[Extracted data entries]
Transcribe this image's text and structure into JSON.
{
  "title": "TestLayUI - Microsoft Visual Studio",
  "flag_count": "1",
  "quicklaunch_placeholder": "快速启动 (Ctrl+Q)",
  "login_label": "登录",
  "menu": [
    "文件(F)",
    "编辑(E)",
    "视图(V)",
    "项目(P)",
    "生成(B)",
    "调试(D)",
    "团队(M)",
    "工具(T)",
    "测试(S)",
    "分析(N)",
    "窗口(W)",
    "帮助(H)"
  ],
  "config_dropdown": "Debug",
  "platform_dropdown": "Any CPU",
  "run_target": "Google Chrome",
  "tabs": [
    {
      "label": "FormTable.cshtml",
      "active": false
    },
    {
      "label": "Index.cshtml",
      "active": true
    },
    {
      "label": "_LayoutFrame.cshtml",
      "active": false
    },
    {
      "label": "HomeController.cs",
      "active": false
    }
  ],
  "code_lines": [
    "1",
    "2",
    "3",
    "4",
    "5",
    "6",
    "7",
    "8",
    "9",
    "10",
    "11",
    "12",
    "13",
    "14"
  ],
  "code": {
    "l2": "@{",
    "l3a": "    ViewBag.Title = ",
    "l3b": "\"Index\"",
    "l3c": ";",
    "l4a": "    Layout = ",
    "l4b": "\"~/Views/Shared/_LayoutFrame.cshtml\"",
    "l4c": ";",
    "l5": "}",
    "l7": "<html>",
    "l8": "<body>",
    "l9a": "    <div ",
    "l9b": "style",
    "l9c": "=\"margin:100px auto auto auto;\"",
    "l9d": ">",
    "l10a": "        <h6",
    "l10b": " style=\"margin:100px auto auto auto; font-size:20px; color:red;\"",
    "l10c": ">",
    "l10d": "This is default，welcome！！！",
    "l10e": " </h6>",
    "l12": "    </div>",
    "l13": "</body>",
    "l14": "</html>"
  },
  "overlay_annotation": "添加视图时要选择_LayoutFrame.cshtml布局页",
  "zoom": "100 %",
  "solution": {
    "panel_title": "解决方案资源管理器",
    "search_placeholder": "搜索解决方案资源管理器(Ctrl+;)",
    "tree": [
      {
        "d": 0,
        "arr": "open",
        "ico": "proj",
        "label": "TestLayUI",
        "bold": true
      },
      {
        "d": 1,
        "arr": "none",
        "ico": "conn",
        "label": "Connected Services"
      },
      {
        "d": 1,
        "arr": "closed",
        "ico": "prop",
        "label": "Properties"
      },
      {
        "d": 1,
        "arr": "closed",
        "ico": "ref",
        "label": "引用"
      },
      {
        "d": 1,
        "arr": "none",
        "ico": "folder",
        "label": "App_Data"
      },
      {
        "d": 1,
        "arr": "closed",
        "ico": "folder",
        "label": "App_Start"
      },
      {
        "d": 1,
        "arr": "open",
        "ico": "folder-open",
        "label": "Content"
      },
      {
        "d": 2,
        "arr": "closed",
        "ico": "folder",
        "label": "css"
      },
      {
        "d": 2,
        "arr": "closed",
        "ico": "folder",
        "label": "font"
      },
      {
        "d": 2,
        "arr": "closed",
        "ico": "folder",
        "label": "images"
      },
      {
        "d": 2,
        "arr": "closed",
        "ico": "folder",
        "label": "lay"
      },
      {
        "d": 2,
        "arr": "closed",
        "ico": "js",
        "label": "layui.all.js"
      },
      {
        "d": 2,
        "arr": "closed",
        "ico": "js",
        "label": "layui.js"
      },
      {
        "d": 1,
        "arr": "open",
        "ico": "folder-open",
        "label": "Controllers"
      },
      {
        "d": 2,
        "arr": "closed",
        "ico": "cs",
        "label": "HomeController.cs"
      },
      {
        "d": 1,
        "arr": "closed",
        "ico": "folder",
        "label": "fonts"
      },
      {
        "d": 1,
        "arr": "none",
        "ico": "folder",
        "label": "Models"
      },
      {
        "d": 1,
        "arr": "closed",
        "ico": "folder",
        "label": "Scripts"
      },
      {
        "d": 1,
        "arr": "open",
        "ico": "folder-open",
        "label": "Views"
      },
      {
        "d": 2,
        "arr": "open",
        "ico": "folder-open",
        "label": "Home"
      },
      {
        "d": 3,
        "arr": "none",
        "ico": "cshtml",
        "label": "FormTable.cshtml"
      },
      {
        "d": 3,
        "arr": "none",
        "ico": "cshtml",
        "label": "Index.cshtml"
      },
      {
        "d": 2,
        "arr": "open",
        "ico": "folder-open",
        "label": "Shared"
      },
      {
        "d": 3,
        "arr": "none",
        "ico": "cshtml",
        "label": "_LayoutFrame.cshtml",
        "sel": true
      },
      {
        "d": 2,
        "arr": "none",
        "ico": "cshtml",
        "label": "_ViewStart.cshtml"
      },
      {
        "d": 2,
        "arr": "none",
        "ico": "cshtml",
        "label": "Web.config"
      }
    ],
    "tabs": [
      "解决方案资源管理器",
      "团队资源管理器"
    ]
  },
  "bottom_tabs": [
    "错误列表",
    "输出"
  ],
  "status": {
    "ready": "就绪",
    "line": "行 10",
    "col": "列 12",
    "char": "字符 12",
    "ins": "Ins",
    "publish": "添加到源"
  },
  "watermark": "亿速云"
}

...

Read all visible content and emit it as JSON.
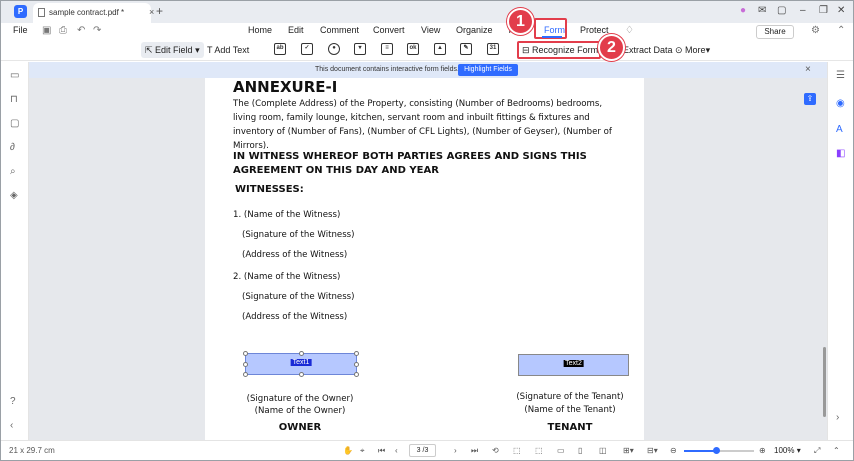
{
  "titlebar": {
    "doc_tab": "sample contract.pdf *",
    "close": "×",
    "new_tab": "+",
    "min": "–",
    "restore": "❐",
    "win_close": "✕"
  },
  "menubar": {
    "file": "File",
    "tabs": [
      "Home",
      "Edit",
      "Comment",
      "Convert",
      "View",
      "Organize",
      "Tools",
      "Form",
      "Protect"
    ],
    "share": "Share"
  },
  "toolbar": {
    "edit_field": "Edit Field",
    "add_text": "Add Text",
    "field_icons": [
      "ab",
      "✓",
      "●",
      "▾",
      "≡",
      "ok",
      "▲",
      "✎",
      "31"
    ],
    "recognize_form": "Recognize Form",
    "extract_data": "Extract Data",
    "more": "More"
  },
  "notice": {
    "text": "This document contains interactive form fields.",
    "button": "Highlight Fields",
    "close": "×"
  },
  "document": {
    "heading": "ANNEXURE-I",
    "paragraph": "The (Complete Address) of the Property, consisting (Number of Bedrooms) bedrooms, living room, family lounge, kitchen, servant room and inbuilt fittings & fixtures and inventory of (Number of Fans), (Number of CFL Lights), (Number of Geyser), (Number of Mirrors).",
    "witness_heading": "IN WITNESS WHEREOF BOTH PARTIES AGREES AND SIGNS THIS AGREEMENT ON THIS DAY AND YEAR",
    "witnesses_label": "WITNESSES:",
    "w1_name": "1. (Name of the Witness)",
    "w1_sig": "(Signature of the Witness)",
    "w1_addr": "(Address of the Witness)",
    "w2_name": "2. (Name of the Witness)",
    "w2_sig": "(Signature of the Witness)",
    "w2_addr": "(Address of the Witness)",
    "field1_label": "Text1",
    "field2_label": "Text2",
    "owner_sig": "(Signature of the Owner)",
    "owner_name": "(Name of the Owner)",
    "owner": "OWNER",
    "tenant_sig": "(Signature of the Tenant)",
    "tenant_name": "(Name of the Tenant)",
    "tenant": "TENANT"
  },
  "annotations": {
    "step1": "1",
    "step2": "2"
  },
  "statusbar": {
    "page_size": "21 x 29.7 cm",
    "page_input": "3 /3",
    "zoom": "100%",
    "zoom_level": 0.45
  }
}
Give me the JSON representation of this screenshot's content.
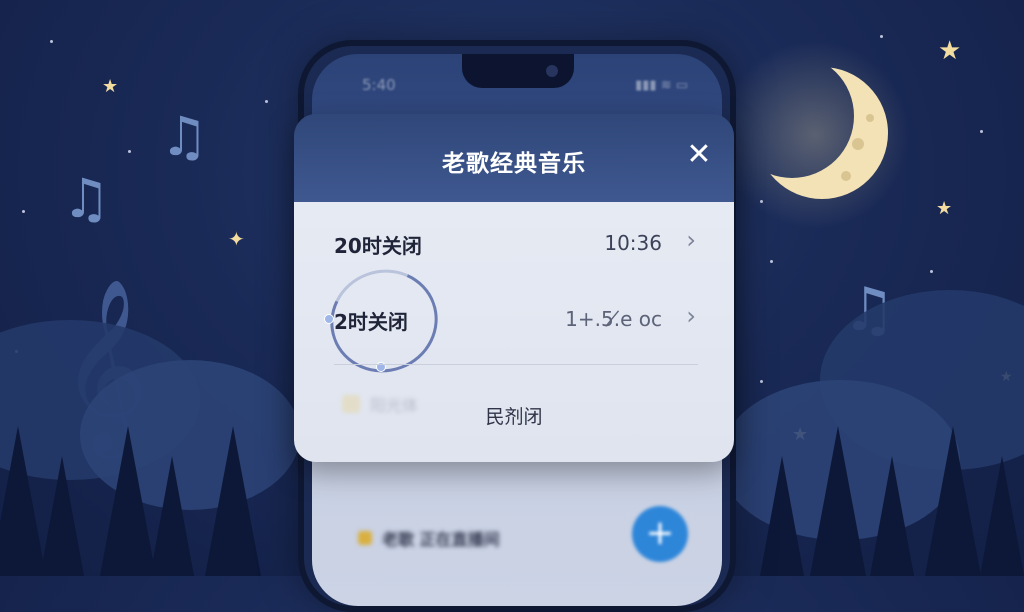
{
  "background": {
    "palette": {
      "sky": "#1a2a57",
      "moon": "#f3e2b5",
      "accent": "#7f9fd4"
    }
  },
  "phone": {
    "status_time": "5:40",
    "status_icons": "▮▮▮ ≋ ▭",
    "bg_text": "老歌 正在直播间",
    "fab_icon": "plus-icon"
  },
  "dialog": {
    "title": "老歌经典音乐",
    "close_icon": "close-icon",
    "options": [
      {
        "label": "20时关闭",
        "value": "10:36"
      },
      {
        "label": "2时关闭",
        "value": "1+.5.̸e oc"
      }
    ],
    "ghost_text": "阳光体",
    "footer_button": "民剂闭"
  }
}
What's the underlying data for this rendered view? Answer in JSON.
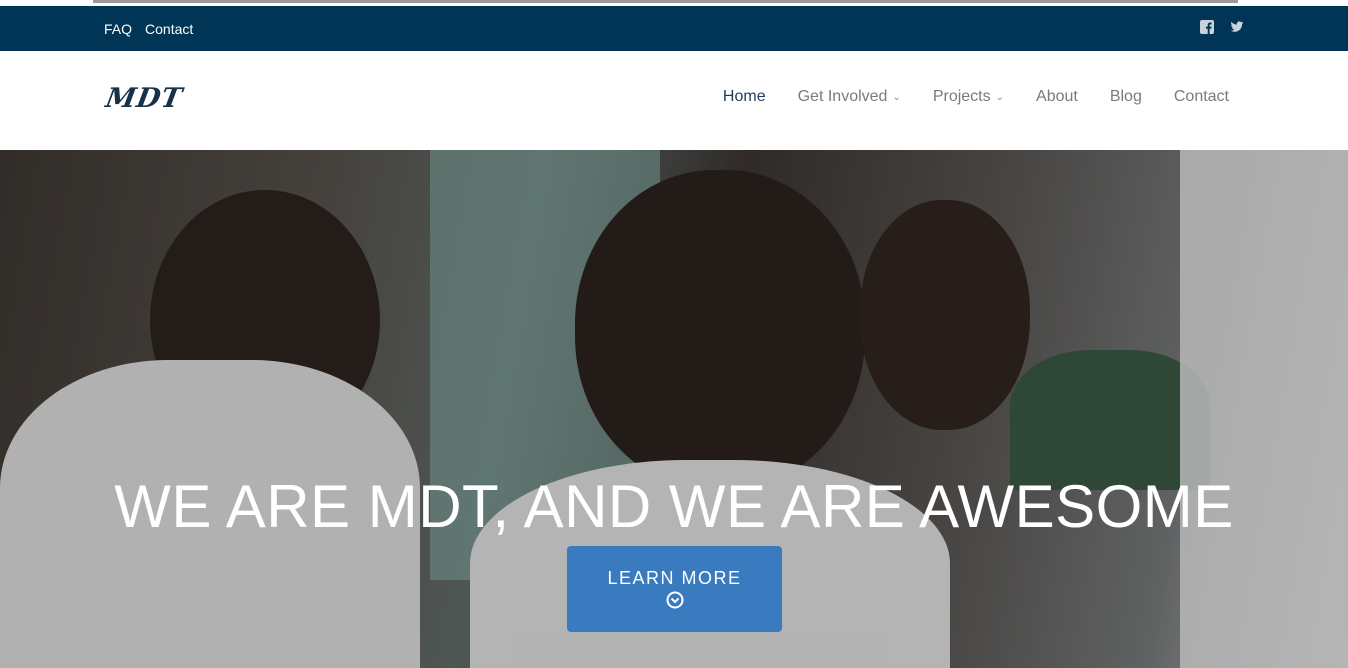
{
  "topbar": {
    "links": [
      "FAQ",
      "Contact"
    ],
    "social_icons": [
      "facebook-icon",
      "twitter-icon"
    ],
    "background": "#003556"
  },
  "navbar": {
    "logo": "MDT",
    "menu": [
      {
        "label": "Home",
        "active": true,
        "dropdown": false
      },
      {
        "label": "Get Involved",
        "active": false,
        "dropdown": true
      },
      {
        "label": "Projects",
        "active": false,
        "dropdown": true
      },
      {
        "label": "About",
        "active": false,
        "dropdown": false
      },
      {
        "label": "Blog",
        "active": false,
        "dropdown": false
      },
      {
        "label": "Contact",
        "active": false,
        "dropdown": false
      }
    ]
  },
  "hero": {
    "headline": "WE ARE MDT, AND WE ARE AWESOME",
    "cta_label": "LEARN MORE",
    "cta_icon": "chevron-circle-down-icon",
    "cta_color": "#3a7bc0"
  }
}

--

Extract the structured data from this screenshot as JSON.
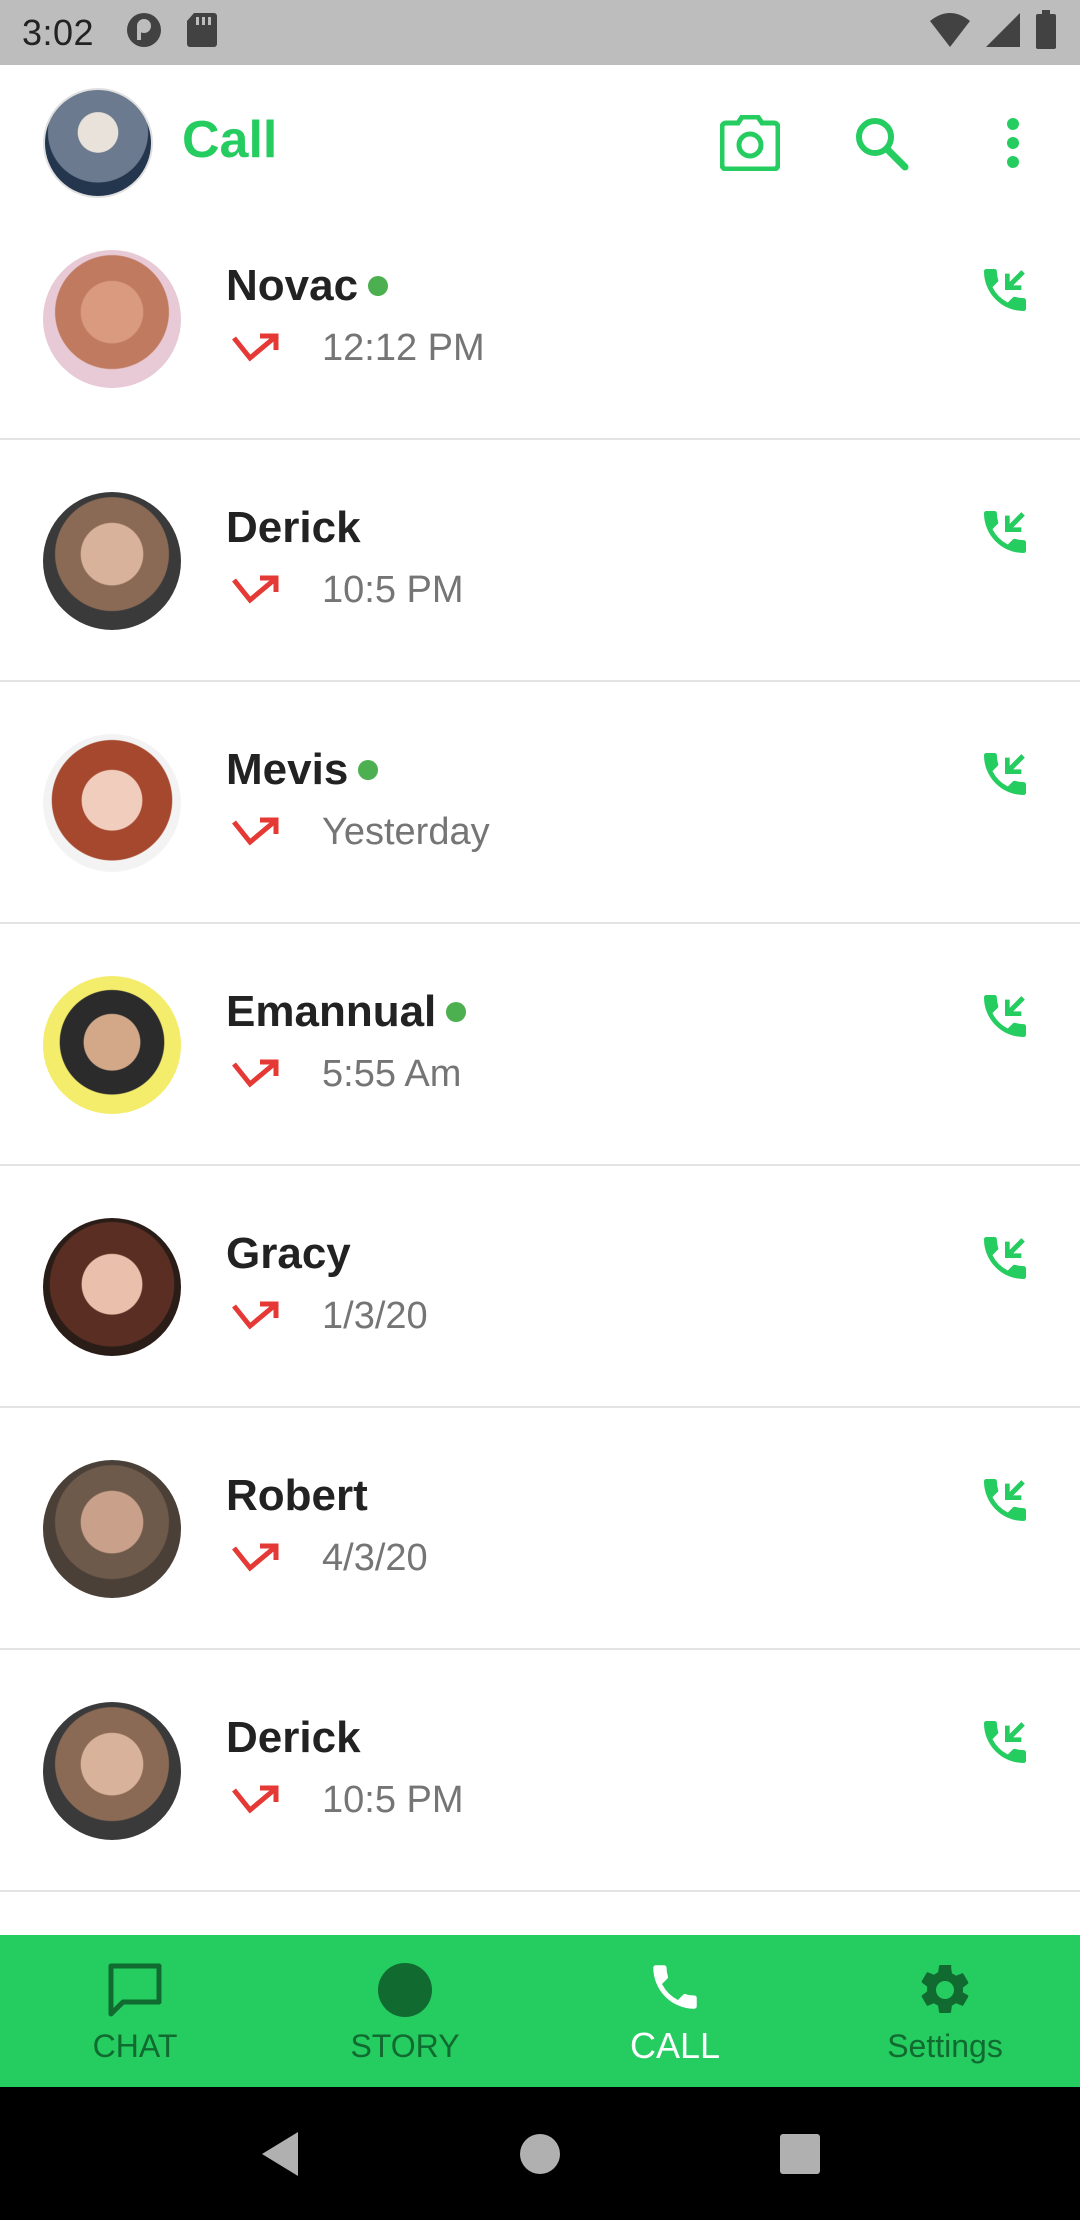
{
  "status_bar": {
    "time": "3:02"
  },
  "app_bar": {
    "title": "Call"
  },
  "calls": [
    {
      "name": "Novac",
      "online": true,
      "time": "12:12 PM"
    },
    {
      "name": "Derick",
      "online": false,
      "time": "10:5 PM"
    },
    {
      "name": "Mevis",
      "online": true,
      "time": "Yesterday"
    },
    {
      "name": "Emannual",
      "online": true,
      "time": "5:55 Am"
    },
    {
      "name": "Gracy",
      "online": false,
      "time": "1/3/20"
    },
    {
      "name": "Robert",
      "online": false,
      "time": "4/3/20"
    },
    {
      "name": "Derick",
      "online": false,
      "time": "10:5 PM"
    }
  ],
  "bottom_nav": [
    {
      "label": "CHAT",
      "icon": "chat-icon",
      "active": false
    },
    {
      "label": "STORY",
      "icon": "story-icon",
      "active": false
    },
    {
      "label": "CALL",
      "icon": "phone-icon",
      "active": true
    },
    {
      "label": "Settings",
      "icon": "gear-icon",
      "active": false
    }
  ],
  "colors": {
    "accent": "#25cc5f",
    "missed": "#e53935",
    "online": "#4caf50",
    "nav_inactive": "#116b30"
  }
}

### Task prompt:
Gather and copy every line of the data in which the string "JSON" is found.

### Output for this task:
Transcribe this image's text and structure into JSON.
Read all visible content and emit it as JSON.
Give me the JSON representation of this screenshot's content.
What's the underlying data for this rendered view? Answer in JSON.
Extract the structured data from this screenshot as JSON.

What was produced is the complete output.